Pulsed dye (vascular) laser therapy is effective against verrucae (warts) that have not responded to other treatments. These observations suggest that vascular laser therapy might be particularly efficacious against verrucae not previously treated. Of the thirty-two patients with verrucae in this study, nineteen had been previously treated (recalcitrant group) and thirteen had not (no prior treatment group). All warts were treated an average of 1.72 times with the Candela vascular laser at 585 nm, 8 J/cm2. Patients were treated at one- to two-month intervals. Response rates were as follows: 68 percent of the recalcitrant warts were completely cleared, and 47.1 percent of the warts with no prior treatment were completely cleared. In the recalcitrant group, 45.9 percent were treated three times, the maximum number of treatments offered. In the no prior treatment group, only 5.9 percent of warts were treated at all three laser clinics offered. Vascular laser therapy appears to be effective as therapy in the treatment of verrucae, especially those that have not been eradicated by other treatments. Patients who had received no prior treatment for their warts were less likely to proceed with therapy, but had a satisfactory clearance rate with minimal treatment.

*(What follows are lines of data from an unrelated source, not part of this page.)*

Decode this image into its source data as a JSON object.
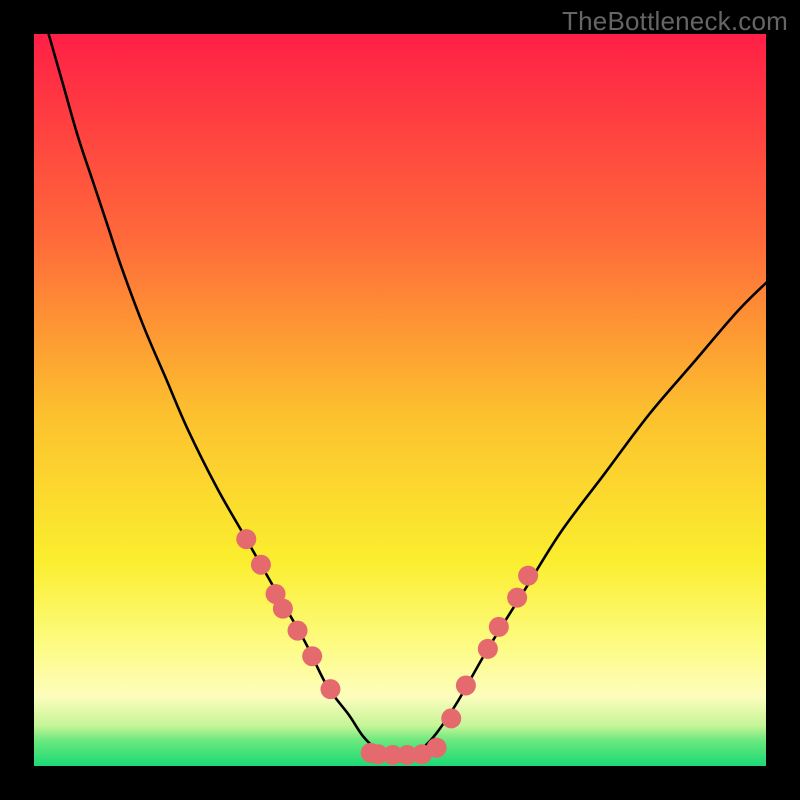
{
  "watermark": "TheBottleneck.com",
  "chart_data": {
    "type": "line",
    "title": "",
    "xlabel": "",
    "ylabel": "",
    "xlim": [
      0,
      100
    ],
    "ylim": [
      0,
      100
    ],
    "grid": false,
    "legend": false,
    "background": {
      "type": "vertical-gradient",
      "stops": [
        {
          "offset": 0.0,
          "color": "#ff1f46"
        },
        {
          "offset": 0.28,
          "color": "#ff6a3a"
        },
        {
          "offset": 0.52,
          "color": "#fcc12e"
        },
        {
          "offset": 0.72,
          "color": "#fbee2e"
        },
        {
          "offset": 0.84,
          "color": "#fdfc87"
        },
        {
          "offset": 0.905,
          "color": "#fdfdbd"
        },
        {
          "offset": 0.945,
          "color": "#c5f597"
        },
        {
          "offset": 0.965,
          "color": "#6be87e"
        },
        {
          "offset": 1.0,
          "color": "#1ad975"
        }
      ]
    },
    "series": [
      {
        "name": "bottleneck-curve",
        "type": "line",
        "color": "#000000",
        "x": [
          2,
          4,
          6,
          8,
          10,
          12,
          15,
          18,
          21,
          25,
          29,
          33,
          37,
          40,
          43,
          45,
          47,
          49,
          51,
          53,
          55,
          58,
          62,
          67,
          72,
          78,
          84,
          90,
          96,
          100
        ],
        "y": [
          100,
          93,
          86,
          80,
          74,
          68,
          60,
          53,
          46,
          38,
          31,
          24,
          17,
          11,
          7,
          4,
          2.2,
          1.6,
          1.6,
          2.4,
          4.5,
          9,
          16,
          24,
          32,
          40,
          48,
          55,
          62,
          66
        ]
      },
      {
        "name": "dot-markers",
        "type": "scatter",
        "color": "#e46a6d",
        "marker_radius": 10,
        "x": [
          29,
          31,
          33,
          34,
          36,
          38,
          40.5,
          46,
          47,
          49,
          51,
          53,
          55,
          57,
          59,
          62,
          63.5,
          66,
          67.5
        ],
        "y": [
          31,
          27.5,
          23.5,
          21.5,
          18.5,
          15,
          10.5,
          1.8,
          1.6,
          1.5,
          1.5,
          1.6,
          2.5,
          6.5,
          11,
          16,
          19,
          23,
          26
        ]
      }
    ],
    "flat_segment": {
      "note": "curve minimum flattens between roughly x=47 and x=53 near y≈1.5",
      "x_start": 47,
      "x_end": 53,
      "y": 1.5
    }
  }
}
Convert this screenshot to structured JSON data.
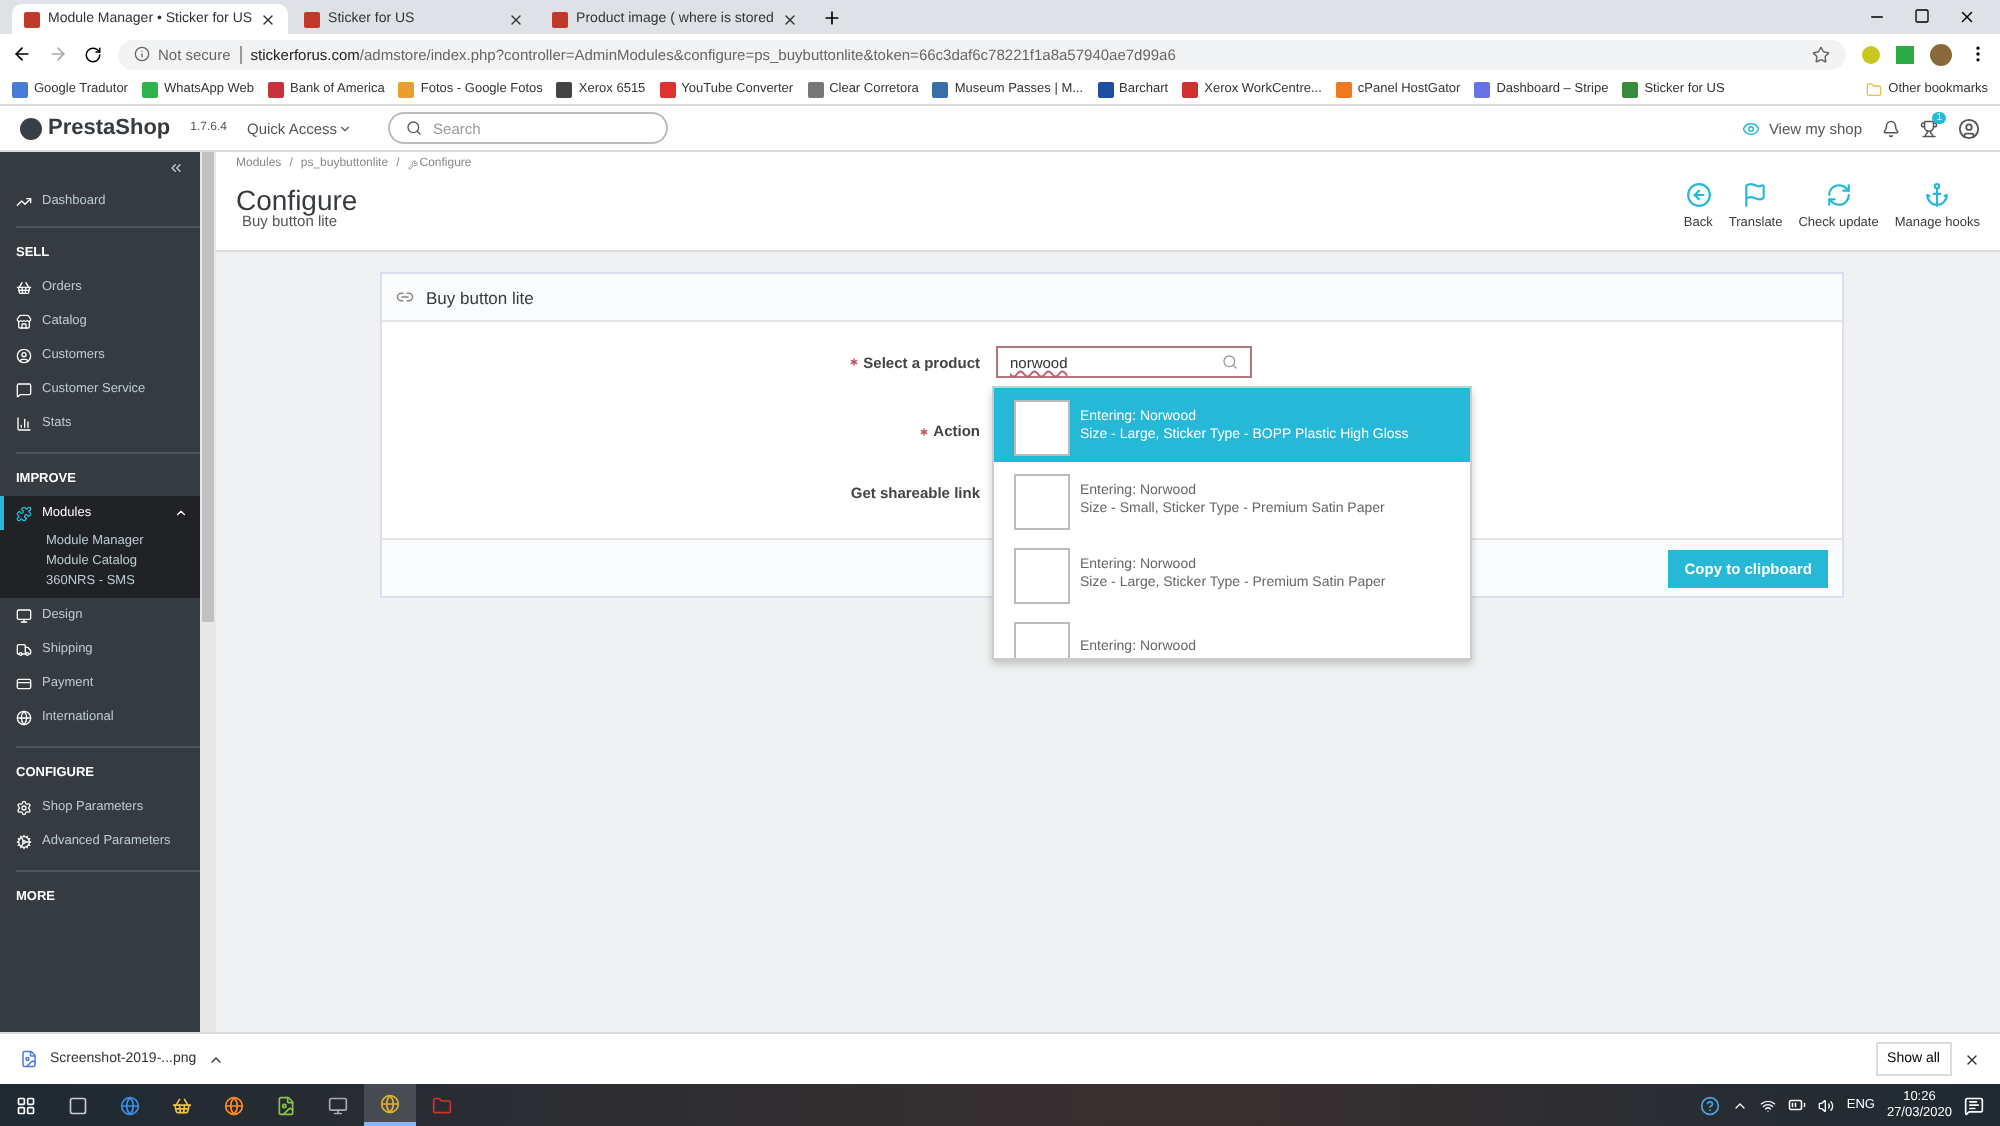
{
  "browser": {
    "tabs": [
      {
        "title": "Module Manager • Sticker for US",
        "selected": true
      },
      {
        "title": "Sticker for US",
        "selected": false
      },
      {
        "title": "Product image ( where is stored",
        "selected": false
      }
    ],
    "security": "Not secure",
    "url_domain": "stickerforus.com",
    "url_path": "/admstore/index.php?controller=AdminModules&configure=ps_buybuttonlite&token=66c3daf6c78221f1a8a57940ae7d99a6",
    "bookmarks": [
      {
        "label": "Google Tradutor",
        "color": "#4a7bd8"
      },
      {
        "label": "WhatsApp Web",
        "color": "#2fb34a"
      },
      {
        "label": "Bank of America",
        "color": "#c8323c"
      },
      {
        "label": "Fotos - Google Fotos",
        "color": "#e8a02a"
      },
      {
        "label": "Xerox 6515",
        "color": "#444444"
      },
      {
        "label": "YouTube Converter",
        "color": "#e03030"
      },
      {
        "label": "Clear Corretora",
        "color": "#777777"
      },
      {
        "label": "Museum Passes | M...",
        "color": "#3a6ea8"
      },
      {
        "label": "Barchart",
        "color": "#1e4ea0"
      },
      {
        "label": "Xerox WorkCentre...",
        "color": "#d03030"
      },
      {
        "label": "cPanel HostGator",
        "color": "#f07a20"
      },
      {
        "label": "Dashboard – Stripe",
        "color": "#6772e5"
      },
      {
        "label": "Sticker for US",
        "color": "#3c8a3c"
      }
    ],
    "other_bookmarks": "Other bookmarks"
  },
  "header": {
    "logo": "PrestaShop",
    "version": "1.7.6.4",
    "quick_access": "Quick Access",
    "search": {
      "placeholder": "Search"
    },
    "view_shop": "View my shop",
    "trophy_badge": "1"
  },
  "sidebar": {
    "sections": [
      {
        "items": [
          {
            "label": "Dashboard",
            "selected": false
          }
        ]
      },
      {
        "title": "SELL",
        "items": [
          {
            "label": "Orders",
            "selected": false
          },
          {
            "label": "Catalog",
            "selected": false
          },
          {
            "label": "Customers",
            "selected": false
          },
          {
            "label": "Customer Service",
            "selected": false
          },
          {
            "label": "Stats",
            "selected": false
          }
        ]
      },
      {
        "title": "IMPROVE",
        "items": [
          {
            "label": "Modules",
            "selected": true,
            "expanded": true,
            "children": [
              {
                "label": "Module Manager"
              },
              {
                "label": "Module Catalog"
              },
              {
                "label": "360NRS - SMS"
              }
            ]
          },
          {
            "label": "Design",
            "selected": false
          },
          {
            "label": "Shipping",
            "selected": false
          },
          {
            "label": "Payment",
            "selected": false
          },
          {
            "label": "International",
            "selected": false
          }
        ]
      },
      {
        "title": "CONFIGURE",
        "items": [
          {
            "label": "Shop Parameters",
            "selected": false
          },
          {
            "label": "Advanced Parameters",
            "selected": false
          }
        ]
      },
      {
        "title": "MORE"
      }
    ]
  },
  "breadcrumb": [
    {
      "kind": "link",
      "text": "Modules"
    },
    {
      "kind": "separator",
      "text": "/"
    },
    {
      "kind": "link",
      "text": "ps_buybuttonlite"
    },
    {
      "kind": "separator",
      "text": "/"
    },
    {
      "kind": "current",
      "text": "Configure"
    }
  ],
  "page": {
    "title": "Configure",
    "subtitle": "Buy button lite"
  },
  "toolbar": [
    {
      "label": "Back",
      "kind": "back"
    },
    {
      "label": "Translate",
      "kind": "translate"
    },
    {
      "label": "Check update",
      "kind": "update"
    },
    {
      "label": "Manage hooks",
      "kind": "hooks"
    }
  ],
  "panel": {
    "title": "Buy button lite",
    "fields": [
      {
        "label": "Select a product",
        "required": true,
        "value": "norwood"
      },
      {
        "label": "Action",
        "required": true
      },
      {
        "label": "Get shareable link",
        "required": false
      }
    ],
    "button": "Copy to clipboard"
  },
  "suggestions": [
    {
      "name": "Entering: Norwood",
      "variant": "Size - Large, Sticker Type - BOPP Plastic High Gloss",
      "selected": true
    },
    {
      "name": "Entering: Norwood",
      "variant": "Size - Small, Sticker Type - Premium Satin Paper",
      "selected": false
    },
    {
      "name": "Entering: Norwood",
      "variant": "Size - Large, Sticker Type - Premium Satin Paper",
      "selected": false
    },
    {
      "name": "Entering: Norwood",
      "selected": false
    }
  ],
  "downloads": {
    "file": "Screenshot-2019-...png",
    "show_all": "Show all"
  },
  "taskbar": {
    "apps": [
      {
        "kind": "start",
        "active": false
      },
      {
        "kind": "taskview",
        "active": false
      },
      {
        "kind": "edge",
        "active": false
      },
      {
        "kind": "store",
        "active": false
      },
      {
        "kind": "firefox",
        "active": false
      },
      {
        "kind": "notepad",
        "active": false
      },
      {
        "kind": "window",
        "active": false
      },
      {
        "kind": "chrome",
        "active": true
      },
      {
        "kind": "filezilla",
        "active": false
      }
    ],
    "language": "ENG",
    "time": "10:26",
    "date": "27/03/2020"
  }
}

The clinical management of verrucae vulgaris is often challenging, and no ideal treatment currently exists. Early studies suggested that pulsed-dye laser (PDL) therapy might be highly effective in the treatment of verrucae, although more recent reports have been less optimistic. Previous studies have been retrospective or have consisted of a series of patients treated with PDL alone. Our objective was to prospectively evaluate the efficacy of PDL therapy versus conventional therapy with liquid nitrogen cryotherapy or cantharidin in the treatment of warts. Forty healthy adult patients with verrucae were randomized to receive either PDL (585 nm) therapy or conventional therapy. All enrollees also performed home therapy. Patients were eligible for up to 4 treatment sessions at 1-month intervals. Warts were individually counted and measured at the time of each treatment session. Complete response was defined as complete absence of verrucae with the presence of dermatoglyphics, and partial response was defined as a 50% or greater reduction in wart size. A total of 194 warts were evaluated by the conclusion of the study. Complete response was noted in an average of 70% of the warts treated with conventional therapy and in 66% of those in the PDL group; this was statistically insignificant. Partial response was observed in an average of 82% of the warts in patients treated with conventional therapy and 87% in the PDL group. Verruca vulgaris responded more readily than verruca plantaris in both treatment groups. The mean number of treatments to achieve success was similar in both groups. The PDL is an efficacious form of therapy for verrucae, as is conventional therapy. PDL therapy should be considered among the better established approaches in the treatment of warts, although data from this trial suggest that this approach is probably not superior.
The prevalence, incidence and ecology of diseases of the skin
  • A Rook
  • J A Savin
  • D S Wilkinson